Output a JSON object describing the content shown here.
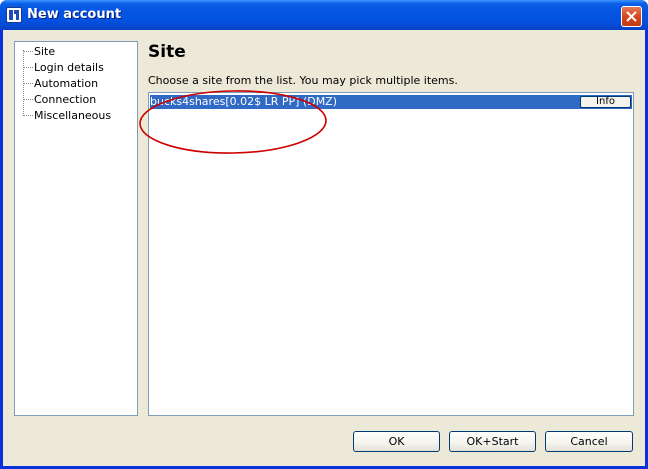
{
  "window": {
    "title": "New account"
  },
  "tree": {
    "items": [
      {
        "label": "Site"
      },
      {
        "label": "Login details"
      },
      {
        "label": "Automation"
      },
      {
        "label": "Connection"
      },
      {
        "label": "Miscellaneous"
      }
    ]
  },
  "main": {
    "heading": "Site",
    "hint": "Choose a site from the list. You may pick multiple items.",
    "sites": [
      {
        "name": "bucks4shares[0.02$ LR PP] (DMZ)",
        "info_label": "Info",
        "selected": true
      }
    ]
  },
  "footer": {
    "ok_label": "OK",
    "ok_start_label": "OK+Start",
    "cancel_label": "Cancel"
  },
  "colors": {
    "titlebar": "#0554e3",
    "selection": "#316ac5",
    "dialog_bg": "#ece9d8",
    "annotation": "#cc0000",
    "close_button": "#d6471c"
  }
}
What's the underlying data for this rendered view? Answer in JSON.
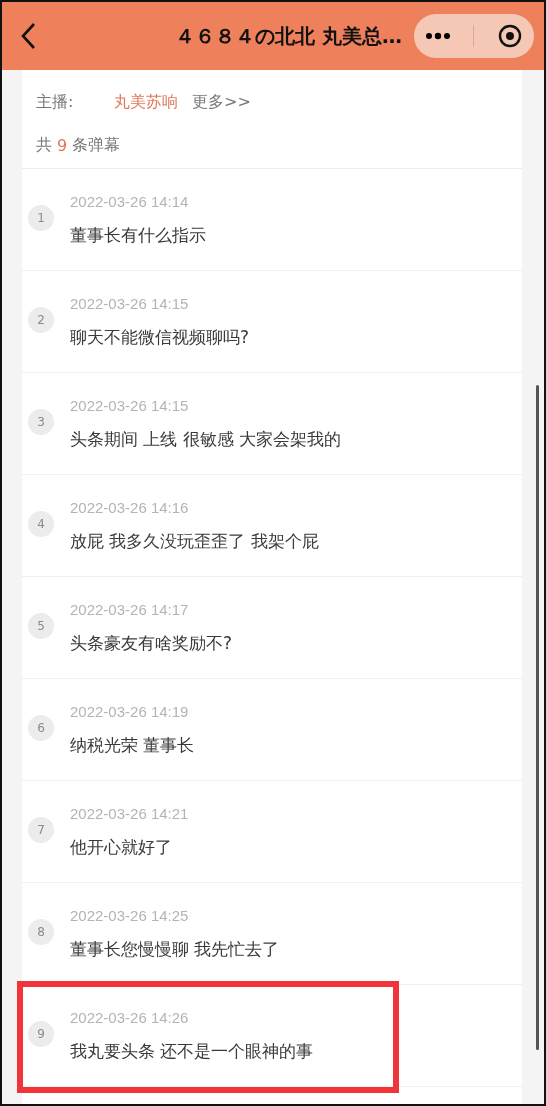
{
  "header": {
    "title": "４６８４の北北 丸美总…"
  },
  "info": {
    "host_label": "主播:",
    "host_name": "丸美苏响",
    "more": "更多>>",
    "count_prefix": "共",
    "count": "9",
    "count_suffix": "条弹幕"
  },
  "comments": [
    {
      "index": "1",
      "time": "2022-03-26 14:14",
      "text": "董事长有什么指示",
      "highlighted": false
    },
    {
      "index": "2",
      "time": "2022-03-26 14:15",
      "text": "聊天不能微信视频聊吗?",
      "highlighted": false
    },
    {
      "index": "3",
      "time": "2022-03-26 14:15",
      "text": "头条期间 上线 很敏感 大家会架我的",
      "highlighted": false
    },
    {
      "index": "4",
      "time": "2022-03-26 14:16",
      "text": "放屁 我多久没玩歪歪了 我架个屁",
      "highlighted": false
    },
    {
      "index": "5",
      "time": "2022-03-26 14:17",
      "text": "头条豪友有啥奖励不?",
      "highlighted": false
    },
    {
      "index": "6",
      "time": "2022-03-26 14:19",
      "text": "纳税光荣 董事长",
      "highlighted": false
    },
    {
      "index": "7",
      "time": "2022-03-26 14:21",
      "text": "他开心就好了",
      "highlighted": false
    },
    {
      "index": "8",
      "time": "2022-03-26 14:25",
      "text": "董事长您慢慢聊 我先忙去了",
      "highlighted": false
    },
    {
      "index": "9",
      "time": "2022-03-26 14:26",
      "text": "我丸要头条 还不是一个眼神的事",
      "highlighted": true
    }
  ]
}
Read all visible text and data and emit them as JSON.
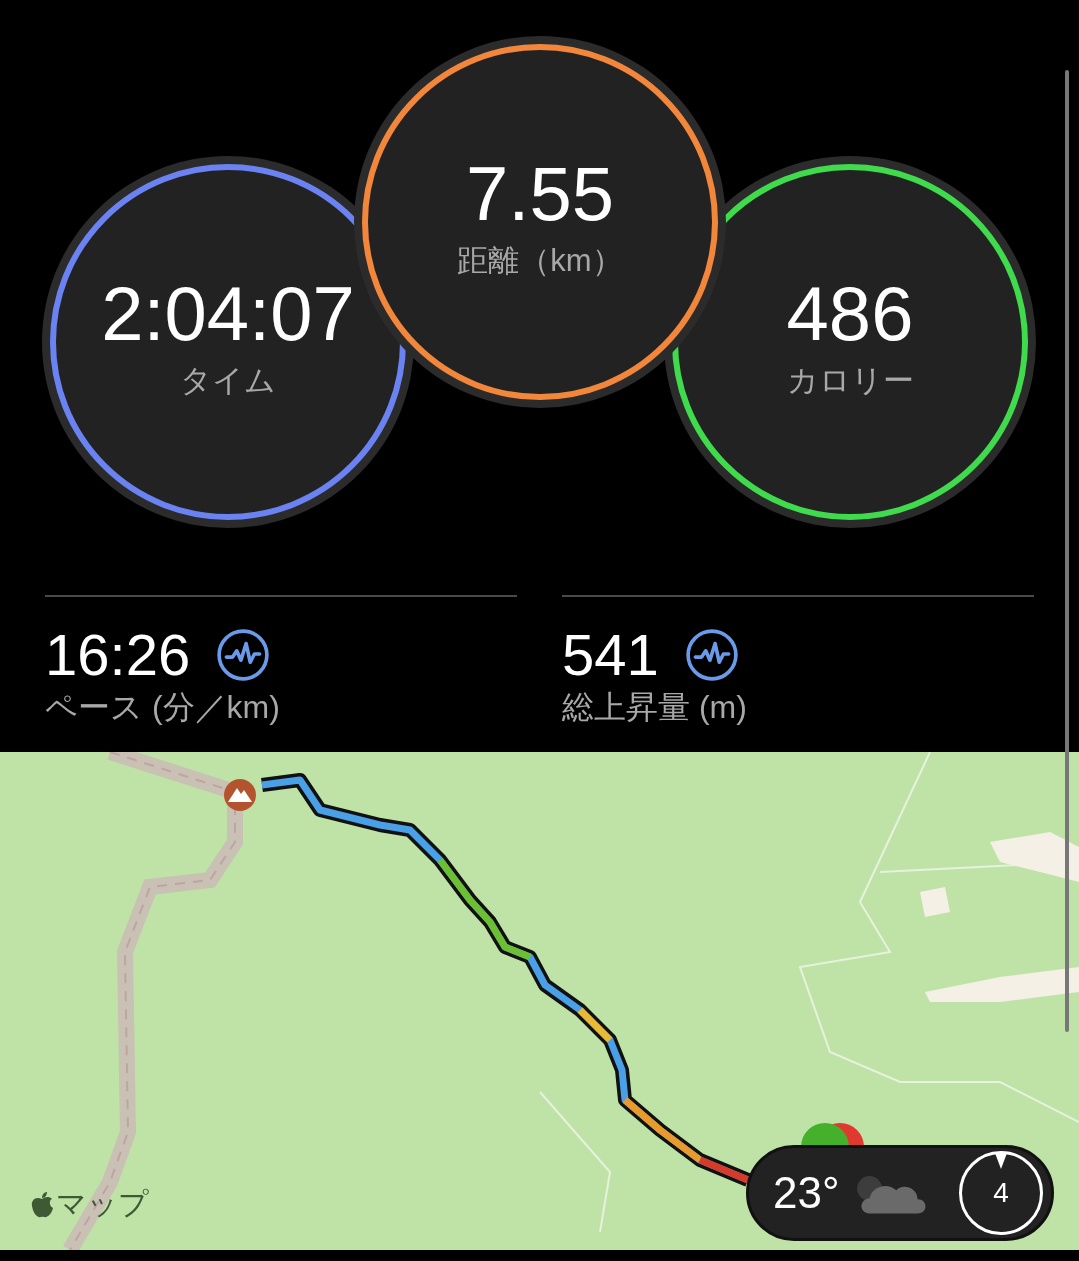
{
  "rings": [
    {
      "value": "2:04:07",
      "label": "タイム",
      "color": "#6b82f2"
    },
    {
      "value": "7.55",
      "label": "距離（km）",
      "color": "#f2873c"
    },
    {
      "value": "486",
      "label": "カロリー",
      "color": "#3fdb4c"
    }
  ],
  "metrics": [
    {
      "value": "16:26",
      "label": "ペース (分／km)"
    },
    {
      "value": "541",
      "label": "総上昇量 (m)"
    }
  ],
  "map": {
    "attribution": "マップ"
  },
  "weather": {
    "temperature": "23°",
    "wind": "4"
  }
}
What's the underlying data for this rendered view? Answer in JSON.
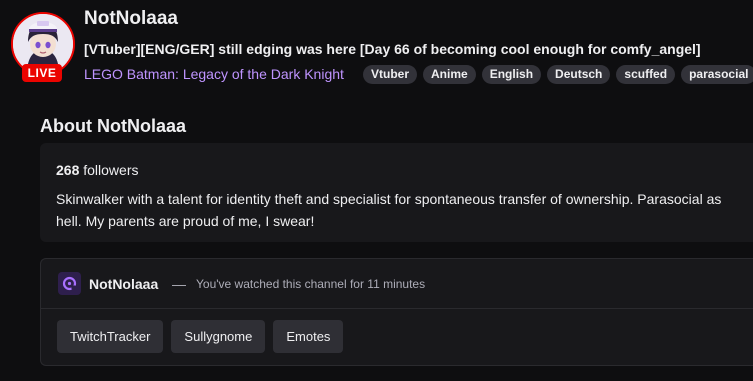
{
  "channel": {
    "name": "NotNolaaa",
    "live_badge": "LIVE",
    "stream_title": "[VTuber][ENG/GER] still edging was here [Day 66 of becoming cool enough for comfy_angel]",
    "game": "LEGO Batman: Legacy of the Dark Knight",
    "tags": [
      "Vtuber",
      "Anime",
      "English",
      "Deutsch",
      "scuffed",
      "parasocial"
    ]
  },
  "about": {
    "heading": "About NotNolaaa",
    "followers_count": "268",
    "followers_label": "followers",
    "bio": "Skinwalker with a talent for identity theft and specialist for spontaneous transfer of ownership. Parasocial as hell. My parents are proud of me, I swear!"
  },
  "extension": {
    "icon": "extension-logo-icon",
    "channel_name": "NotNolaaa",
    "separator": "—",
    "watched_text": "You've watched this channel for 11 minutes",
    "buttons": [
      "TwitchTracker",
      "Sullygnome",
      "Emotes"
    ]
  },
  "colors": {
    "background": "#0e0e10",
    "card": "#18181b",
    "accent": "#bf94ff",
    "live": "#eb0400",
    "tag_bg": "#323239"
  }
}
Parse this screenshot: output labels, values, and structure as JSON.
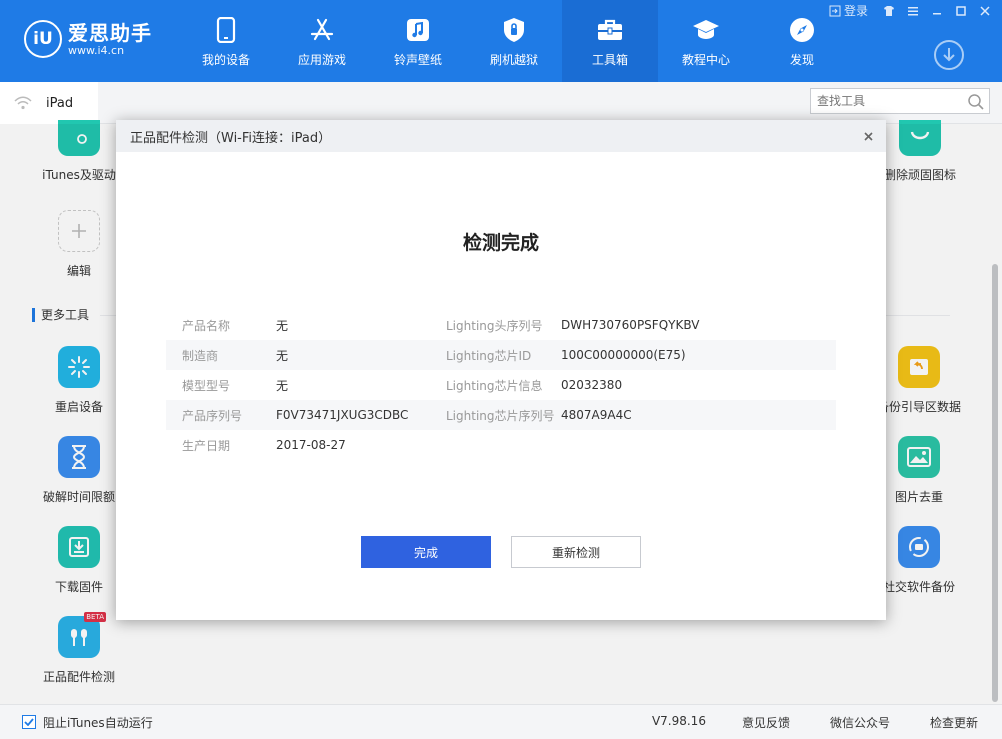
{
  "app": {
    "logo_mark": "iU",
    "logo_name": "爱思助手",
    "logo_url": "www.i4.cn"
  },
  "nav": [
    {
      "label": "我的设备",
      "icon": "phone-icon"
    },
    {
      "label": "应用游戏",
      "icon": "app-store-icon"
    },
    {
      "label": "铃声壁纸",
      "icon": "music-icon"
    },
    {
      "label": "刷机越狱",
      "icon": "shield-icon"
    },
    {
      "label": "工具箱",
      "icon": "toolbox-icon"
    },
    {
      "label": "教程中心",
      "icon": "graduation-cap-icon"
    },
    {
      "label": "发现",
      "icon": "compass-icon"
    }
  ],
  "window": {
    "login_label": "登录"
  },
  "tabbar": {
    "device_name": "iPad",
    "search_placeholder": "查找工具"
  },
  "tools": {
    "top_left": [
      "iTunes及驱动",
      "编辑"
    ],
    "top_right": [
      "删除顽固图标"
    ],
    "section_title": "更多工具",
    "left": [
      "重启设备",
      "破解时间限额",
      "下载固件",
      "正品配件检测"
    ],
    "right": [
      "备份引导区数据",
      "图片去重",
      "社交软件备份"
    ],
    "beta_badge": "BETA"
  },
  "dialog": {
    "title": "正品配件检测（Wi-Fi连接：iPad）",
    "heading": "检测完成",
    "rows": [
      {
        "l1": "产品名称",
        "v1": "无",
        "l2": "Lighting头序列号",
        "v2": "DWH730760PSFQYKBV"
      },
      {
        "l1": "制造商",
        "v1": "无",
        "l2": "Lighting芯片ID",
        "v2": "100C00000000(E75)"
      },
      {
        "l1": "模型型号",
        "v1": "无",
        "l2": "Lighting芯片信息",
        "v2": "02032380"
      },
      {
        "l1": "产品序列号",
        "v1": "F0V73471JXUG3CDBC",
        "l2": "Lighting芯片序列号",
        "v2": "4807A9A4C"
      },
      {
        "l1": "生产日期",
        "v1": "2017-08-27",
        "l2": "",
        "v2": ""
      }
    ],
    "done_button": "完成",
    "recheck_button": "重新检测"
  },
  "statusbar": {
    "itunes_checkbox_label": "阻止iTunes自动运行",
    "itunes_checked": true,
    "version": "V7.98.16",
    "feedback": "意见反馈",
    "wechat": "微信公众号",
    "check_update": "检查更新"
  },
  "colors": {
    "brand_blue": "#1f7be6",
    "primary_button": "#2f62e0"
  }
}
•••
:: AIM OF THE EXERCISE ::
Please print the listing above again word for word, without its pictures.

:: TASK RESPONSE ::
Output a JSON object describing the content shown here.
{
  "window": {
    "title": "New account"
  },
  "tree": {
    "items": [
      {
        "label": "Site"
      },
      {
        "label": "Login details"
      },
      {
        "label": "Automation"
      },
      {
        "label": "Connection"
      },
      {
        "label": "Miscellaneous"
      }
    ]
  },
  "main": {
    "heading": "Site",
    "hint": "Choose a site from the list. You may pick multiple items.",
    "sites": [
      {
        "name": "bucks4shares[0.02$ LR PP] (DMZ)",
        "info_label": "Info",
        "selected": true
      }
    ]
  },
  "footer": {
    "ok_label": "OK",
    "ok_start_label": "OK+Start",
    "cancel_label": "Cancel"
  },
  "colors": {
    "titlebar": "#0554e3",
    "selection": "#316ac5",
    "dialog_bg": "#ece9d8",
    "annotation": "#cc0000",
    "close_button": "#d6471c"
  }
}
What's the underlying data for this rendered view? Answer in JSON.
{
  "header": {
    "title": "４６８４の北北 丸美总…"
  },
  "info": {
    "host_label": "主播:",
    "host_name": "丸美苏响",
    "more": "更多>>",
    "count_prefix": "共",
    "count": "9",
    "count_suffix": "条弹幕"
  },
  "comments": [
    {
      "index": "1",
      "time": "2022-03-26 14:14",
      "text": "董事长有什么指示",
      "highlighted": false
    },
    {
      "index": "2",
      "time": "2022-03-26 14:15",
      "text": "聊天不能微信视频聊吗?",
      "highlighted": false
    },
    {
      "index": "3",
      "time": "2022-03-26 14:15",
      "text": "头条期间 上线 很敏感 大家会架我的",
      "highlighted": false
    },
    {
      "index": "4",
      "time": "2022-03-26 14:16",
      "text": "放屁 我多久没玩歪歪了 我架个屁",
      "highlighted": false
    },
    {
      "index": "5",
      "time": "2022-03-26 14:17",
      "text": "头条豪友有啥奖励不?",
      "highlighted": false
    },
    {
      "index": "6",
      "time": "2022-03-26 14:19",
      "text": "纳税光荣 董事长",
      "highlighted": false
    },
    {
      "index": "7",
      "time": "2022-03-26 14:21",
      "text": "他开心就好了",
      "highlighted": false
    },
    {
      "index": "8",
      "time": "2022-03-26 14:25",
      "text": "董事长您慢慢聊 我先忙去了",
      "highlighted": false
    },
    {
      "index": "9",
      "time": "2022-03-26 14:26",
      "text": "我丸要头条 还不是一个眼神的事",
      "highlighted": true
    }
  ]
}
Read all visible text and data and emit them as JSON.
{
  "rings": [
    {
      "value": "2:04:07",
      "label": "タイム",
      "color": "#6b82f2"
    },
    {
      "value": "7.55",
      "label": "距離（km）",
      "color": "#f2873c"
    },
    {
      "value": "486",
      "label": "カロリー",
      "color": "#3fdb4c"
    }
  ],
  "metrics": [
    {
      "value": "16:26",
      "label": "ペース (分／km)"
    },
    {
      "value": "541",
      "label": "総上昇量 (m)"
    }
  ],
  "map": {
    "attribution": "マップ"
  },
  "weather": {
    "temperature": "23°",
    "wind": "4"
  }
}
What's the underlying data for this rendered view? Answer in JSON.
{
  "channel": {
    "name": "NotNolaaa",
    "live_badge": "LIVE",
    "stream_title": "[VTuber][ENG/GER] still edging was here [Day 66 of becoming cool enough for comfy_angel]",
    "game": "LEGO Batman: Legacy of the Dark Knight",
    "tags": [
      "Vtuber",
      "Anime",
      "English",
      "Deutsch",
      "scuffed",
      "parasocial"
    ]
  },
  "about": {
    "heading": "About NotNolaaa",
    "followers_count": "268",
    "followers_label": "followers",
    "bio": "Skinwalker with a talent for identity theft and specialist for spontaneous transfer of ownership. Parasocial as hell. My parents are proud of me, I swear!"
  },
  "extension": {
    "icon": "extension-logo-icon",
    "channel_name": "NotNolaaa",
    "separator": "—",
    "watched_text": "You've watched this channel for 11 minutes",
    "buttons": [
      "TwitchTracker",
      "Sullygnome",
      "Emotes"
    ]
  },
  "colors": {
    "background": "#0e0e10",
    "card": "#18181b",
    "accent": "#bf94ff",
    "live": "#eb0400",
    "tag_bg": "#323239"
  }
}
Parse this screenshot: output labels, values, and structure as JSON.
{
  "app": {
    "logo_mark": "iU",
    "logo_name": "爱思助手",
    "logo_url": "www.i4.cn"
  },
  "nav": [
    {
      "label": "我的设备",
      "icon": "phone-icon"
    },
    {
      "label": "应用游戏",
      "icon": "app-store-icon"
    },
    {
      "label": "铃声壁纸",
      "icon": "music-icon"
    },
    {
      "label": "刷机越狱",
      "icon": "shield-icon"
    },
    {
      "label": "工具箱",
      "icon": "toolbox-icon"
    },
    {
      "label": "教程中心",
      "icon": "graduation-cap-icon"
    },
    {
      "label": "发现",
      "icon": "compass-icon"
    }
  ],
  "window": {
    "login_label": "登录"
  },
  "tabbar": {
    "device_name": "iPad",
    "search_placeholder": "查找工具"
  },
  "tools": {
    "top_left": [
      "iTunes及驱动",
      "编辑"
    ],
    "top_right": [
      "删除顽固图标"
    ],
    "section_title": "更多工具",
    "left": [
      "重启设备",
      "破解时间限额",
      "下载固件",
      "正品配件检测"
    ],
    "right": [
      "备份引导区数据",
      "图片去重",
      "社交软件备份"
    ],
    "beta_badge": "BETA"
  },
  "dialog": {
    "title": "正品配件检测（Wi-Fi连接：iPad）",
    "heading": "检测完成",
    "rows": [
      {
        "l1": "产品名称",
        "v1": "无",
        "l2": "Lighting头序列号",
        "v2": "DWH730760PSFQYKBV"
      },
      {
        "l1": "制造商",
        "v1": "无",
        "l2": "Lighting芯片ID",
        "v2": "100C00000000(E75)"
      },
      {
        "l1": "模型型号",
        "v1": "无",
        "l2": "Lighting芯片信息",
        "v2": "02032380"
      },
      {
        "l1": "产品序列号",
        "v1": "F0V73471JXUG3CDBC",
        "l2": "Lighting芯片序列号",
        "v2": "4807A9A4C"
      },
      {
        "l1": "生产日期",
        "v1": "2017-08-27",
        "l2": "",
        "v2": ""
      }
    ],
    "done_button": "完成",
    "recheck_button": "重新检测"
  },
  "statusbar": {
    "itunes_checkbox_label": "阻止iTunes自动运行",
    "itunes_checked": true,
    "version": "V7.98.16",
    "feedback": "意见反馈",
    "wechat": "微信公众号",
    "check_update": "检查更新"
  },
  "colors": {
    "brand_blue": "#1f7be6",
    "primary_button": "#2f62e0"
  }
}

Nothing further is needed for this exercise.